The NBA will no longer test for marijuana, according to a tentative deal between the league and the National Basketball Players Association. The two sides announced the collective bargaining agreement, which still needs to be ratified before it becomes official, on Saturday morning, according to The Athletic.
If the players and team governors ratify the CBA, the seven-year deal would include a stipulation that marijuana will be removed from the drug testing program and NBA players will no longer be penalized for its use, The Athletic reported, citing sources with knowledge of the details of the agreement. In a statement posted to Twitter, the National Basketball Players Association said: “Specific details will be made available once a term sheet is finalized.
” “Since day one, the goal of the NBPA in this negotiation was to protect our players, enrich their lives on and off the court, and establish a framework that recognizes our players as true partners with the governors in both the NBA and the business world at large!” NBPA executive director Tamika Tremaglio said in a tweet.
Amid the pandemic, the NBA announced in late 2021 that it would no longer randomly test players for marijuana use after suspending testing in March 2020. At the time, NBA spokesman Mike Bass said the league would instead “focus our random testing program on performance-enhancing products and drugs of abuse.”

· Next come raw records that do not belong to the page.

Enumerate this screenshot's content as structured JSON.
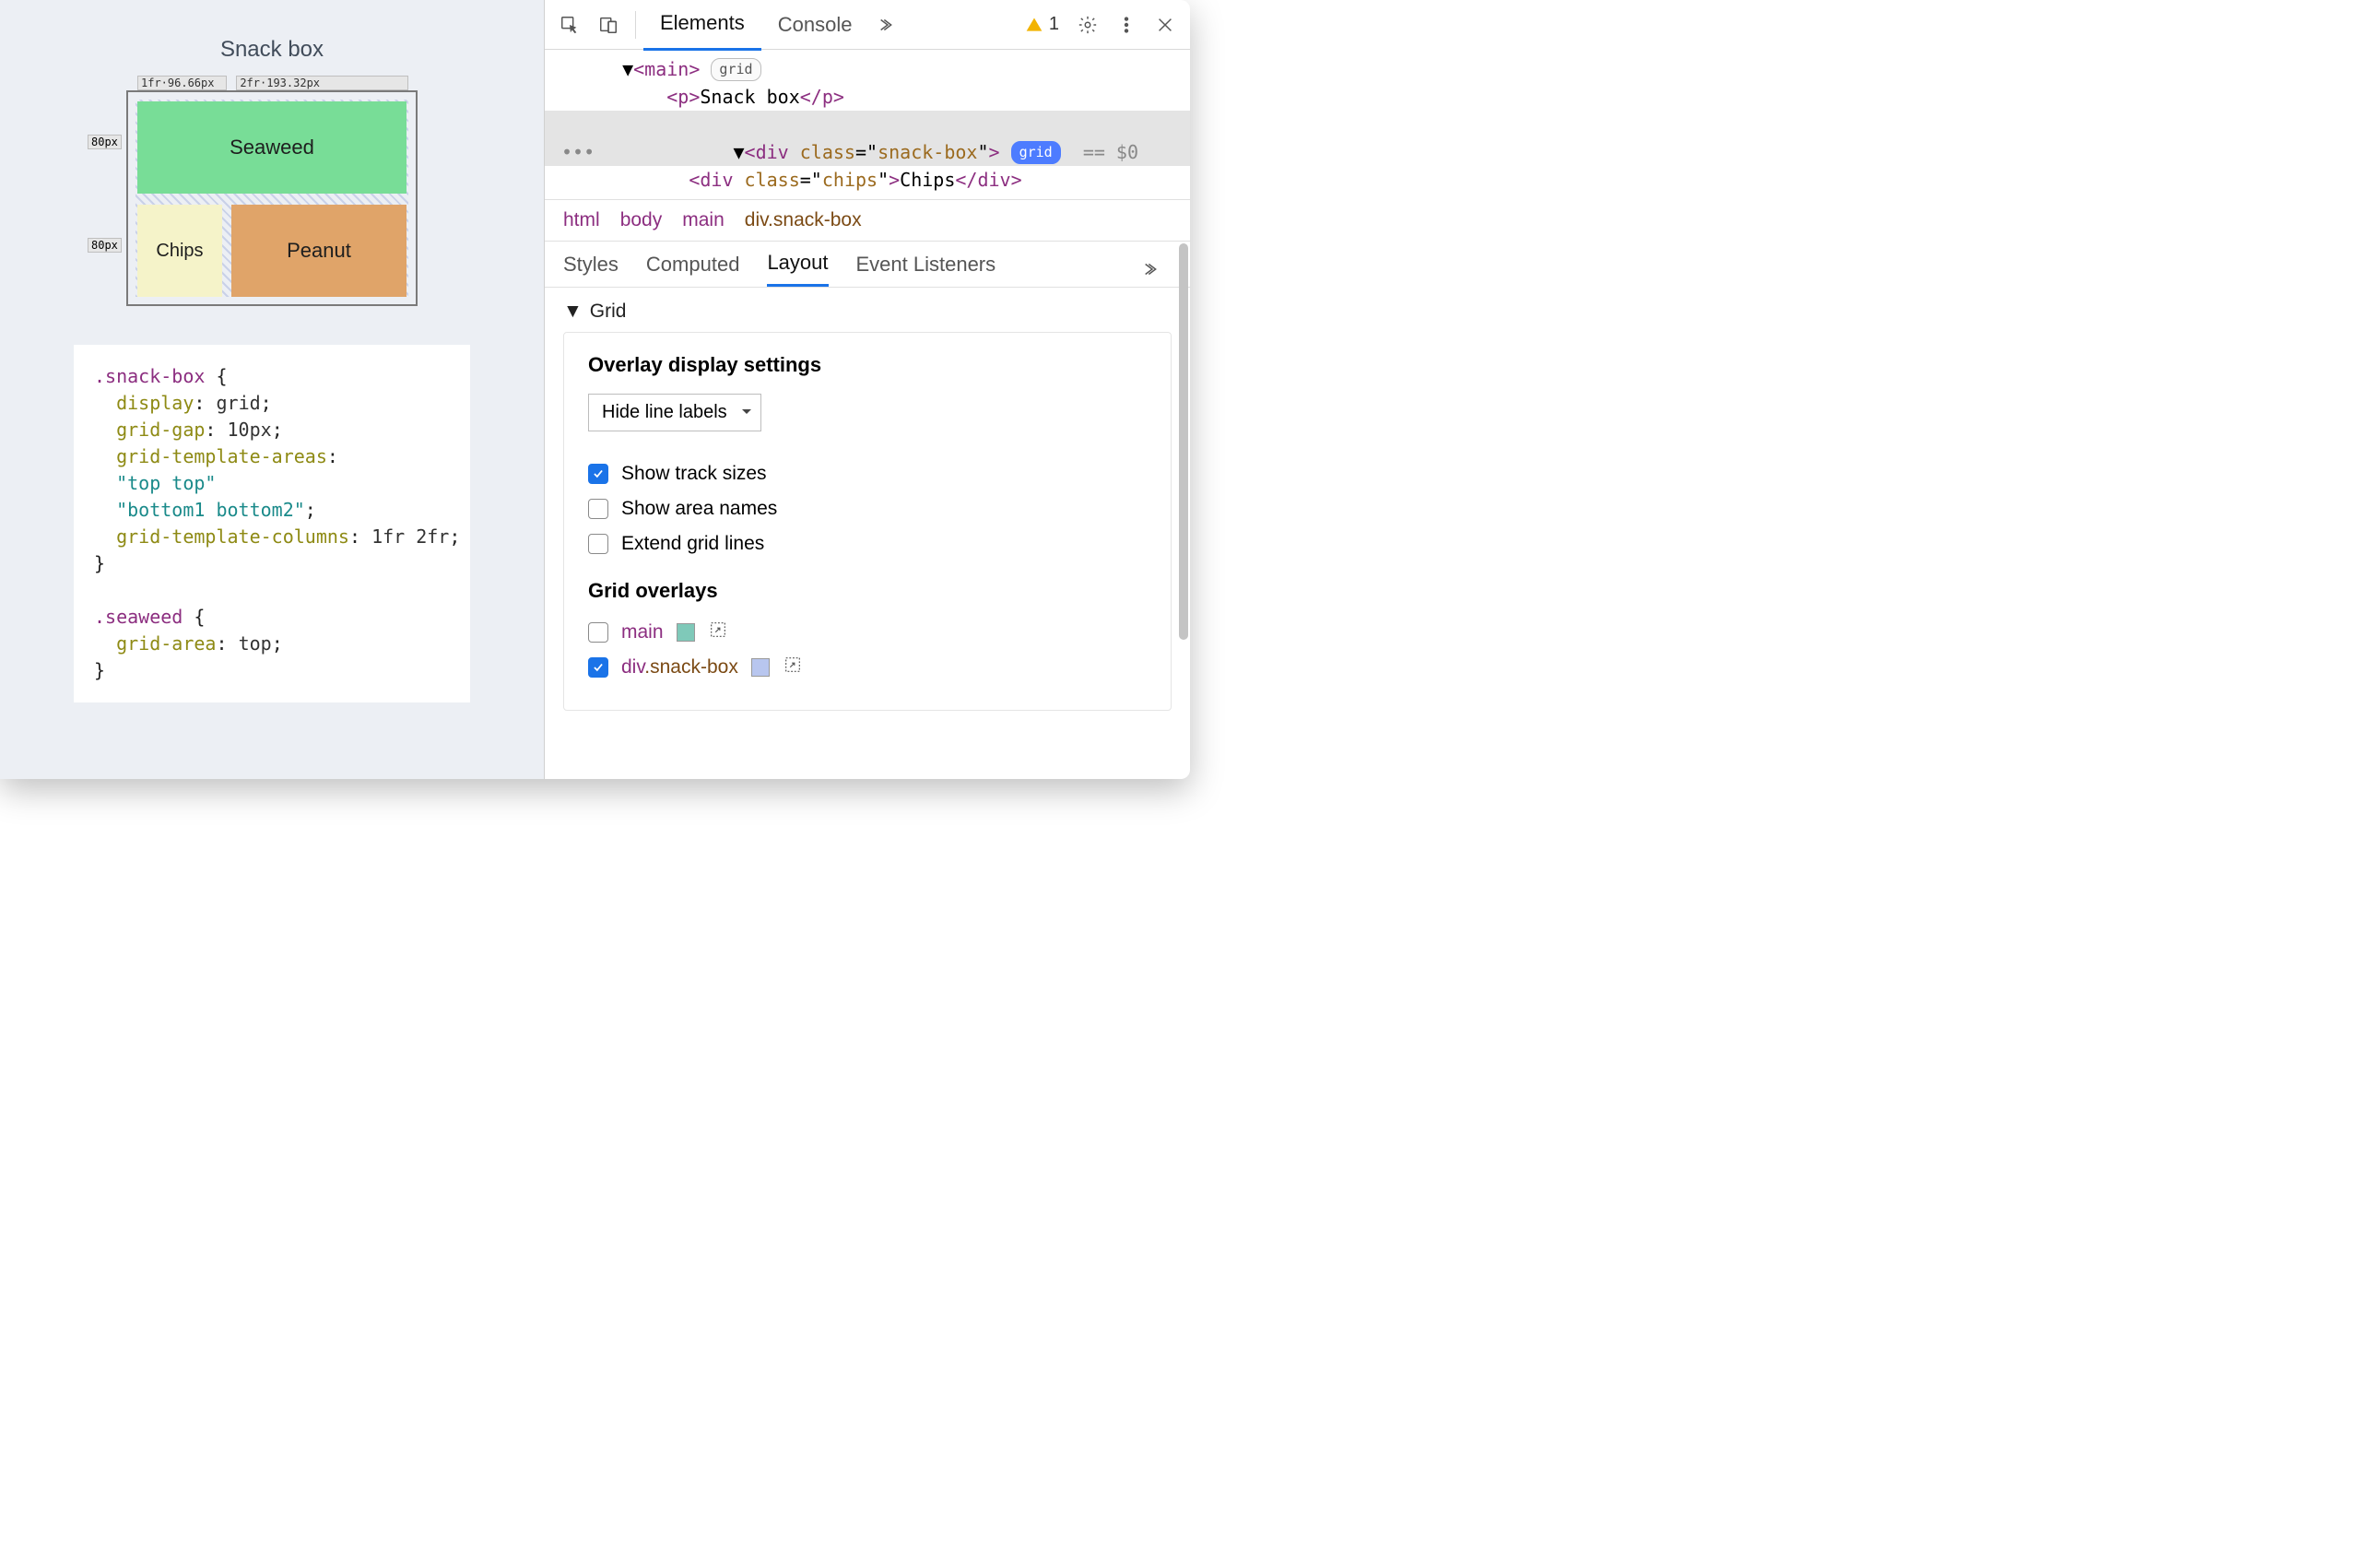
{
  "preview": {
    "title": "Snack box",
    "col_labels": [
      "1fr·96.66px",
      "2fr·193.32px"
    ],
    "row_labels": [
      "80px",
      "80px"
    ],
    "cells": {
      "seaweed": "Seaweed",
      "chips": "Chips",
      "peanut": "Peanut"
    },
    "css_selector1": ".snack-box",
    "css_props1": {
      "display": "grid",
      "grid-gap": "10px",
      "grid-template-areas": [
        "\"top top\"",
        "\"bottom1 bottom2\""
      ],
      "grid-template-columns": "1fr 2fr"
    },
    "css_selector2": ".seaweed",
    "css_props2": {
      "grid-area": "top"
    }
  },
  "toolbar": {
    "tabs": {
      "elements": "Elements",
      "console": "Console"
    },
    "warnings": "1"
  },
  "dom": {
    "main_open": "<main>",
    "main_badge": "grid",
    "p_line": "<p>Snack box</p>",
    "div_open": "<div class=\"snack-box\">",
    "div_badge": "grid",
    "equals": "== $0",
    "chips_line": "<div class=\"chips\">Chips</div>"
  },
  "breadcrumb": [
    "html",
    "body",
    "main",
    "div.snack-box"
  ],
  "subtabs": [
    "Styles",
    "Computed",
    "Layout",
    "Event Listeners"
  ],
  "layout": {
    "section": "Grid",
    "overlay_settings_title": "Overlay display settings",
    "line_labels_select": "Hide line labels",
    "chk_track_sizes": "Show track sizes",
    "chk_area_names": "Show area names",
    "chk_extend_lines": "Extend grid lines",
    "grid_overlays_title": "Grid overlays",
    "overlays": [
      {
        "name": "main",
        "cls": "",
        "color": "#7fc9b9",
        "checked": false
      },
      {
        "name": "div",
        "cls": ".snack-box",
        "color": "#b8c6ef",
        "checked": true
      }
    ]
  }
}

Some NBA athletes – including Hall of Famers Kareem Abdul-Jabbar and Allen Iverson – have been open about their own weed use and advocated for cannabis legalization.
The National Basketball Association (NBA) and the National Basketball Players Association (NBPA) have tentatively agreed to a deal that would eliminate marijuana testing for players. The Athletic reported that the collective bargaining agreement was announced by both parties on Saturday morning, but still requires ratification before becoming official.
Sources familiar with the agreement’s specifics state that marijuana will be excluded from the NBA’s drug testing program, and athletes will no longer be penalized for its usage. The seven-year contract will only come into effect if it is ratified by both players and team governors.
The NBPA stated in a tweet that they will provide more details once a term sheet is finalized. Tamika Tremaglio, the executive director of the NBPA, said in a tweet that the organization’s goal was to protect players, enhance their lives both on and off the court, and establish a framework that recognizes players as equal partners with governors in the NBA and the larger business community.
In response to the pandemic, the NBA suspended marijuana testing in March 2020, and in late 2021, announced that it would no longer randomly test players for cannabis use. Instead, the league will prioritize its random testing program on drugs of abuse and performance-enhancing products, according to NBA spokesman Mike Bass.